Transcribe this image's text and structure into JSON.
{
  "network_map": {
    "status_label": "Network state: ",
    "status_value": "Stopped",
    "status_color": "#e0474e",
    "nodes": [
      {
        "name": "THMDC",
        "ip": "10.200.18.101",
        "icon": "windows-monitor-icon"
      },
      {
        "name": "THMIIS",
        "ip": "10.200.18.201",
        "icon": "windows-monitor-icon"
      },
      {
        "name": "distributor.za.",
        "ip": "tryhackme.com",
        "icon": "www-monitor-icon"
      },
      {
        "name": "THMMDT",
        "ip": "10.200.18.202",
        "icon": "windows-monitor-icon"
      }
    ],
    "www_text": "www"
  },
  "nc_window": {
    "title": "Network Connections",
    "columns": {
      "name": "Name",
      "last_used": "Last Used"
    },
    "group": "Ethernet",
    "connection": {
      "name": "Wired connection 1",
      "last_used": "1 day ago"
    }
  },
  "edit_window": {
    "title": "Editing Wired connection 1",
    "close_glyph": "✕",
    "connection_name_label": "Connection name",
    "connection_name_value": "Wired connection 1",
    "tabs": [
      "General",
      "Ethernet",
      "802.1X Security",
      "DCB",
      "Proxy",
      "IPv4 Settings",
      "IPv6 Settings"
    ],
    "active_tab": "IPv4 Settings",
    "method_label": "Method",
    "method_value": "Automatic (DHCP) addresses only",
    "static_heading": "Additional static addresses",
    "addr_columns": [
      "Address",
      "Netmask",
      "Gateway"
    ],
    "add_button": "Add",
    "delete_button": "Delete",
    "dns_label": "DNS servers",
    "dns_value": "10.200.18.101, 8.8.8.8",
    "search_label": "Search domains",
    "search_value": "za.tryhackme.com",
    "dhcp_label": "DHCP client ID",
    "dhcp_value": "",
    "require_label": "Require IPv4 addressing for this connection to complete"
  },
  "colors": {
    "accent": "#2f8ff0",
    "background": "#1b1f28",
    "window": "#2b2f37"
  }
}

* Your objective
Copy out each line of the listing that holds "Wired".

* Written reply
      "name": "Wired connection 1",
    "title": "Editing Wired connection 1",
    "connection_name_value": "Wired connection 1",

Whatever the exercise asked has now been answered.